Ageing is the largest risk factor for the developed world's biggest killers, and the impact of age-related disease is one of society’s foremost challenges. Men and women do not age in the same way: women live longer than men, and the sexes suffer from age-related diseases at a different rate (1). Defective immunity is implicated as both cause and effect of ageing. For example, inflammation is an essential response to wounding and infection, but when inflammation is misdirected, or chronic, tissues damage ensues and development of age-related disease is accelerated.
It has long been known that men and women have a different propensity toward infectious and auto-inflammatory diseases. In part, this is due to sex dimorphisms in the function of innate immune cells such as macrophages. However, the molecular regulation and cell behaviour underlying these dimorphisms is not well-understood. Ex vivo studies of macrophages point to differences between men and women, but these studies by their nature cannot reveal how these cells behave inside the body, and over age, to impact pathology and lifespan.
We use a Drosophila model to tackle complex and key issues of the reciprocal interactions of sex, innate immunity and ageing. To do this we use several methodological approaches, including confocal and light sheet in vivo microscopy, infection studies, demographic analysis, genetics and transcriptomics. We have recently shown that macrophages require activation by a steroid hormone (2), and that age-related gut pathology and lifespan are sexually dimorphic (3). This PhD will build on this work to uncover the role for macrophage sex in ageing of males and females.
Project aims include:
(i) compare inflammatory dynamics of macrophages in males and females in vivo;
(ii) identify conserved molecular regulators of sex-specific macrophage function using next-generation transcriptomics in Drosophila and mouse models;
(iii) uncover the role for macrophage sex in sexually dimorphic, age-related inflammatory pathologies and lifespan.
1. Regan, J. C., & Partridge, L. (2013). Gender and longevity: why do men die earlier than women? Comparative and experimental evidence. Best practice & research Clinical endocrinology & metabolism, 27(4), 467-479.
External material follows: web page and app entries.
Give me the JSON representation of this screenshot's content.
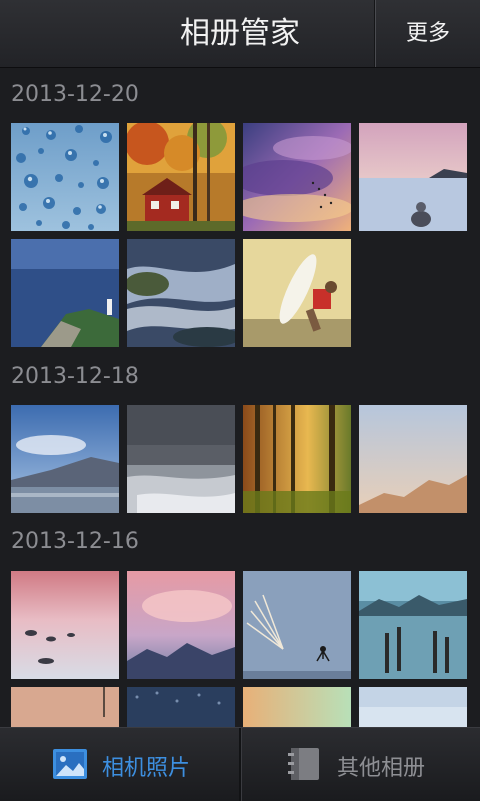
{
  "header": {
    "title": "相册管家",
    "more_label": "更多"
  },
  "sections": [
    {
      "date": "2013-12-20",
      "photo_count": 7
    },
    {
      "date": "2013-12-18",
      "photo_count": 4
    },
    {
      "date": "2013-12-16",
      "photo_count": 8
    }
  ],
  "tabbar": {
    "camera_photos_label": "相机照片",
    "other_albums_label": "其他相册",
    "active_color": "#3d8fe0"
  }
}
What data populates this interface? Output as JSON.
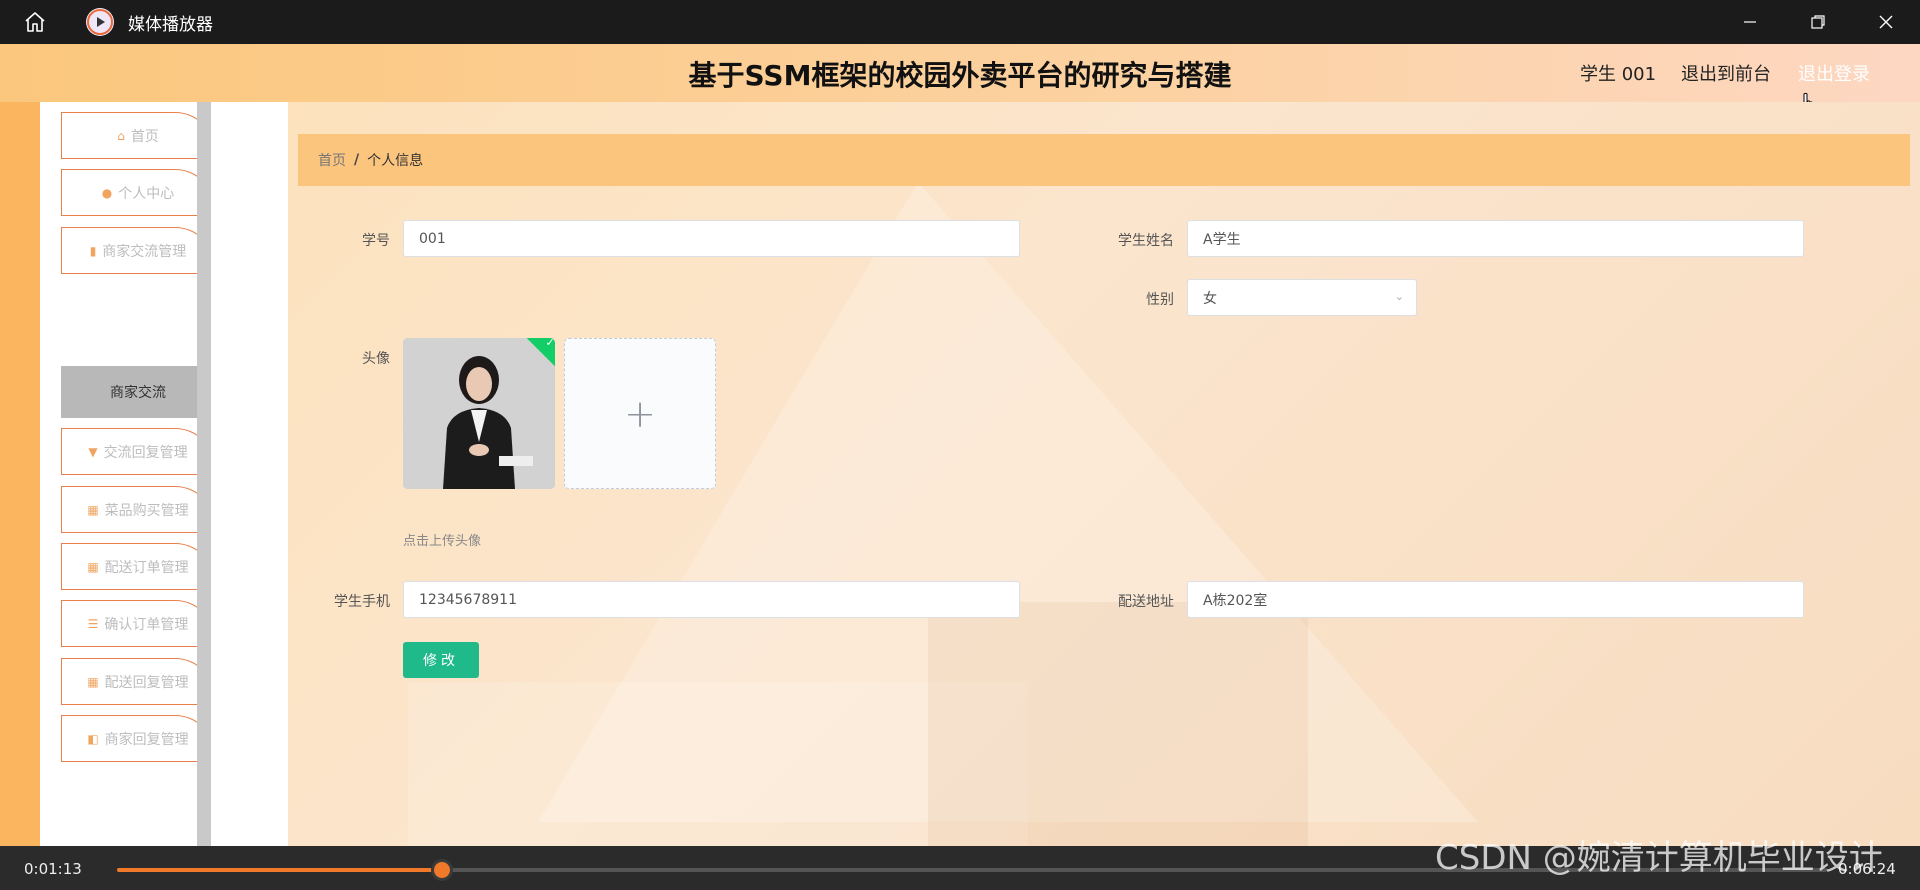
{
  "window": {
    "title": "媒体播放器",
    "controls": [
      "minimize",
      "restore",
      "close"
    ]
  },
  "header": {
    "title": "基于SSM框架的校园外卖平台的研究与搭建",
    "user": "学生 001",
    "back_to_front": "退出到前台",
    "logout": "退出登录"
  },
  "sidebar": {
    "items": [
      {
        "label": "首页",
        "icon": "home-icon",
        "has_submenu": false
      },
      {
        "label": "个人中心",
        "icon": "user-icon",
        "has_submenu": true
      },
      {
        "label": "商家交流管理",
        "icon": "chart-icon",
        "has_submenu": true
      },
      {
        "label": "交流回复管理",
        "icon": "flag-icon",
        "has_submenu": true
      },
      {
        "label": "菜品购买管理",
        "icon": "grid-icon",
        "has_submenu": true
      },
      {
        "label": "配送订单管理",
        "icon": "grid-icon",
        "has_submenu": true
      },
      {
        "label": "确认订单管理",
        "icon": "list-icon",
        "has_submenu": true
      },
      {
        "label": "配送回复管理",
        "icon": "grid-icon",
        "has_submenu": true
      },
      {
        "label": "商家回复管理",
        "icon": "thumb-icon",
        "has_submenu": true
      }
    ],
    "expanded_submenu": "商家交流"
  },
  "breadcrumb": {
    "home": "首页",
    "separator": "/",
    "current": "个人信息"
  },
  "form": {
    "student_id_label": "学号",
    "student_id_value": "001",
    "name_label": "学生姓名",
    "name_value": "A学生",
    "gender_label": "性别",
    "gender_value": "女",
    "avatar_label": "头像",
    "avatar_hint": "点击上传头像",
    "upload_plus": "+",
    "phone_label": "学生手机",
    "phone_value": "12345678911",
    "address_label": "配送地址",
    "address_value": "A栋202室",
    "submit_label": "修改"
  },
  "player": {
    "current_time": "0:01:13",
    "total_time": "0:06:24",
    "progress": 0.19
  },
  "watermark": "CSDN @婉清计算机毕业设计",
  "colors": {
    "accent": "#f07a2a",
    "submit": "#1fb98a",
    "breadcrumb_bg": "#fcc57e",
    "sidebar_border": "#e8804a"
  }
}
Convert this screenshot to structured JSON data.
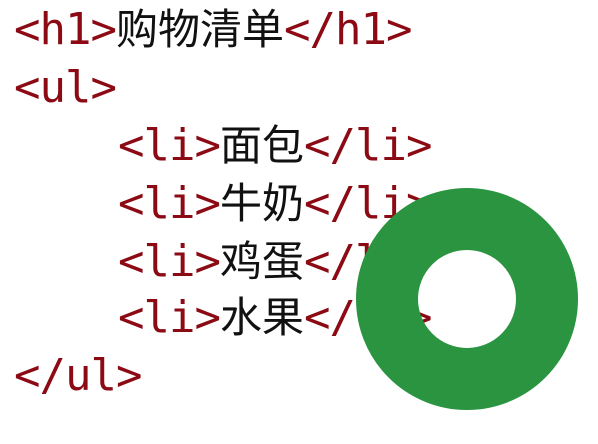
{
  "code": {
    "h1": {
      "open": "<h1>",
      "text": "购物清单",
      "close": "</h1>"
    },
    "ul_open": "<ul>",
    "items": [
      {
        "open": "<li>",
        "text": "面包",
        "close": "</li>"
      },
      {
        "open": "<li>",
        "text": "牛奶",
        "close": "</li>"
      },
      {
        "open": "<li>",
        "text": "鸡蛋",
        "close": "</li>"
      },
      {
        "open": "<li>",
        "text": "水果",
        "close": "</li>"
      }
    ],
    "ul_close": "</ul>"
  },
  "overlay": {
    "icon": "loading-ring-icon",
    "color": "#2a9440"
  },
  "colors": {
    "tag": "#8b0a14",
    "text": "#111111",
    "background": "#ffffff"
  }
}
2. Regan, J. C., et al (2013). Steroid hormone signaling is essential to regulate innate immune cells and fight bacterial infection in Drosophila. PLoS pathogens, 9(10), e1003720.
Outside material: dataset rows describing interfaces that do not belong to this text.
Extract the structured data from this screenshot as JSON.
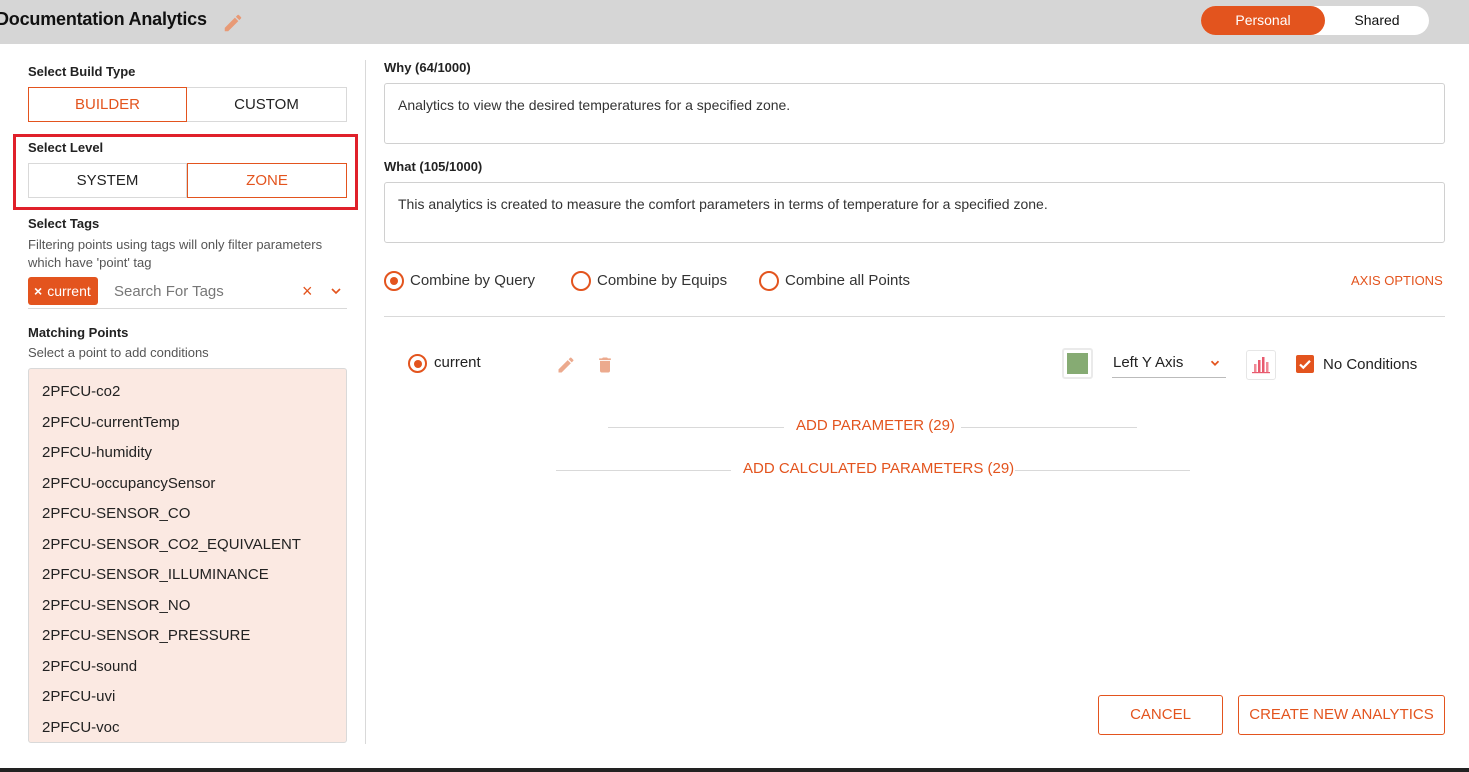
{
  "header": {
    "title": "Documentation Analytics",
    "toggle": {
      "active": "Personal",
      "inactive": "Shared"
    }
  },
  "left": {
    "build_type": {
      "label": "Select Build Type",
      "options": [
        "BUILDER",
        "CUSTOM"
      ],
      "selected": "BUILDER"
    },
    "level": {
      "label": "Select Level",
      "options": [
        "SYSTEM",
        "ZONE"
      ],
      "selected": "ZONE"
    },
    "tags": {
      "label": "Select Tags",
      "help": "Filtering points using tags will only filter parameters which have 'point' tag",
      "chip": "current",
      "placeholder": "Search For Tags"
    },
    "matching": {
      "title": "Matching Points",
      "subtitle": "Select a point to add conditions",
      "points": [
        "2PFCU-co2",
        "2PFCU-currentTemp",
        "2PFCU-humidity",
        "2PFCU-occupancySensor",
        "2PFCU-SENSOR_CO",
        "2PFCU-SENSOR_CO2_EQUIVALENT",
        "2PFCU-SENSOR_ILLUMINANCE",
        "2PFCU-SENSOR_NO",
        "2PFCU-SENSOR_PRESSURE",
        "2PFCU-sound",
        "2PFCU-uvi",
        "2PFCU-voc"
      ]
    }
  },
  "main": {
    "why": {
      "label": "Why (64/1000)",
      "value": "Analytics to view the desired temperatures for a specified zone."
    },
    "what": {
      "label": "What (105/1000)",
      "value": "This analytics is created to measure the comfort parameters in terms of temperature for a specified zone."
    },
    "combine": {
      "options": [
        "Combine by Query",
        "Combine by Equips",
        "Combine all Points"
      ],
      "selected": "Combine by Query"
    },
    "axis_options": "AXIS OPTIONS",
    "parameter": {
      "name": "current",
      "color": "#86ab73",
      "axis": "Left Y Axis",
      "no_conditions_label": "No Conditions",
      "no_conditions_checked": true
    },
    "add_parameter": "ADD PARAMETER (29)",
    "add_calculated": "ADD CALCULATED PARAMETERS (29)",
    "cancel": "CANCEL",
    "create": "CREATE NEW ANALYTICS"
  },
  "colors": {
    "accent": "#e3541e",
    "highlight": "#e0202a",
    "list_bg": "#fbe9e2"
  },
  "icons": [
    "pencil-icon",
    "trash-icon",
    "chevron-down-icon",
    "bar-chart-icon",
    "check-icon",
    "close-icon"
  ]
}
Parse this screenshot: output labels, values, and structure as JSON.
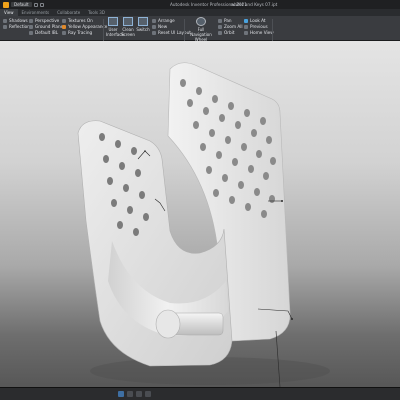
{
  "titlebar": {
    "quick_access_label": "Default",
    "app_title": "Autodesk Inventor Professional 2021",
    "document_name": "wallet and Keys 07.ipt"
  },
  "tabs": [
    {
      "label": "View",
      "active": true
    },
    {
      "label": "Environments",
      "active": false
    },
    {
      "label": "Collaborate",
      "active": false
    },
    {
      "label": "Tools 3D",
      "active": false
    }
  ],
  "ribbon": {
    "appearance": {
      "items": [
        "Shadows",
        "Reflections"
      ],
      "items2": [
        "Perspective",
        "Ground Plane",
        "Default IBL"
      ],
      "items3": [
        "Textures On",
        "Yellow Appearance",
        "Ray Tracing"
      ],
      "label": "Appearance"
    },
    "windows": {
      "user_interface": "User Interface",
      "clean_screen": "Clean Screen",
      "switch": "Switch",
      "items": [
        "Arrange",
        "New",
        "Reset UI Layout"
      ],
      "label": "Windows"
    },
    "navigate": {
      "full_nav": "Full Navigation Wheel",
      "items": [
        "Pan",
        "Zoom All",
        "Orbit"
      ],
      "items2": [
        "Look At",
        "Previous",
        "Home View"
      ],
      "label": "Navigate"
    }
  },
  "viewport": {
    "model": "3D part: hook bracket with perforated back plate and peg",
    "accent_colors": {
      "background_top": "#e4e4e4",
      "background_bottom": "#575757",
      "part": "#e6e6e6"
    }
  }
}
3. Regan, J. C., et al (2016). Sex difference in pathology of the ageing gut mediates the greater response of female lifespan to dietary restriction. Elife, 5, e10956.
If you wish to apply for this project, please go to this link.